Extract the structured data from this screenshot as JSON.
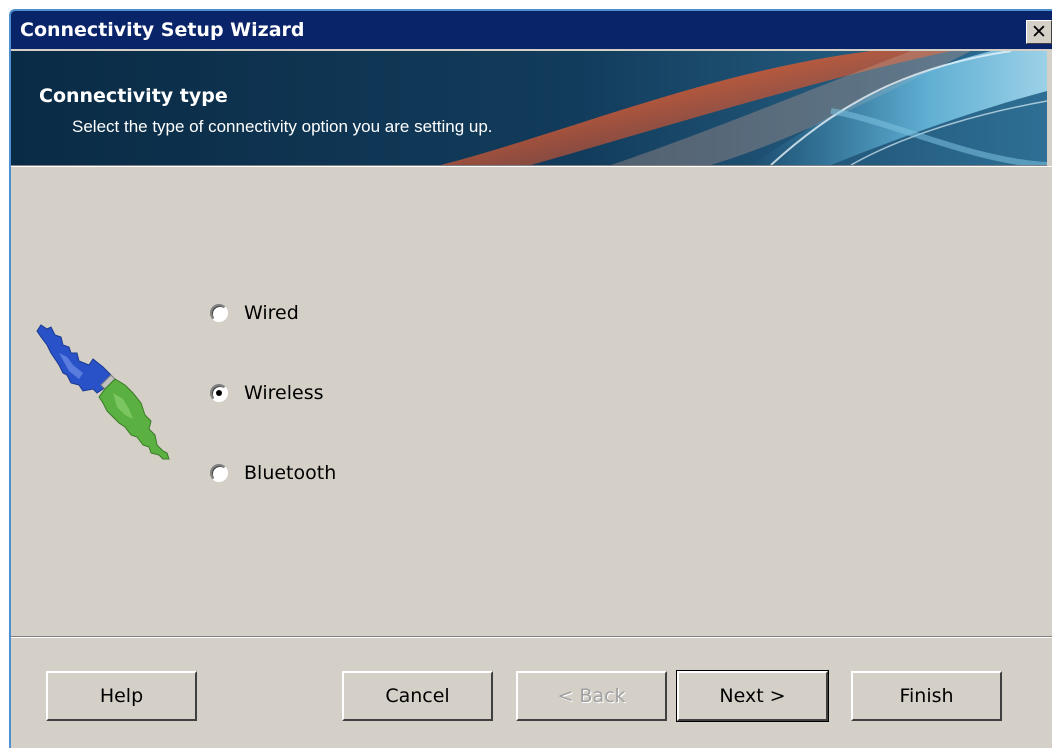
{
  "window": {
    "title": "Connectivity Setup Wizard",
    "close_label": "✕"
  },
  "banner": {
    "title": "Connectivity type",
    "subtitle": "Select the type of connectivity option you are setting up."
  },
  "options": [
    {
      "label": "Wired",
      "selected": false
    },
    {
      "label": "Wireless",
      "selected": true
    },
    {
      "label": "Bluetooth",
      "selected": false
    }
  ],
  "buttons": {
    "help": "Help",
    "cancel": "Cancel",
    "back": "< Back",
    "next": "Next >",
    "finish": "Finish"
  },
  "colors": {
    "titlebar": "#0a246a",
    "dialog_bg": "#d4d0c8",
    "banner_bg": "#0d3553",
    "cable_blue": "#2a52c8",
    "cable_green": "#5ab040"
  },
  "icons": [
    "close-icon",
    "cable-connector-icon"
  ]
}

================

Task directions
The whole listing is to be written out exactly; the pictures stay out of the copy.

Final answer
Extract the structured data from this screenshot as JSON.
{
  "window": {
    "title": "Connectivity Setup Wizard",
    "close_label": "✕"
  },
  "banner": {
    "title": "Connectivity type",
    "subtitle": "Select the type of connectivity option you are setting up."
  },
  "options": [
    {
      "label": "Wired",
      "selected": false
    },
    {
      "label": "Wireless",
      "selected": true
    },
    {
      "label": "Bluetooth",
      "selected": false
    }
  ],
  "buttons": {
    "help": "Help",
    "cancel": "Cancel",
    "back": "< Back",
    "next": "Next >",
    "finish": "Finish"
  },
  "colors": {
    "titlebar": "#0a246a",
    "dialog_bg": "#d4d0c8",
    "banner_bg": "#0d3553",
    "cable_blue": "#2a52c8",
    "cable_green": "#5ab040"
  },
  "icons": [
    "close-icon",
    "cable-connector-icon"
  ]
}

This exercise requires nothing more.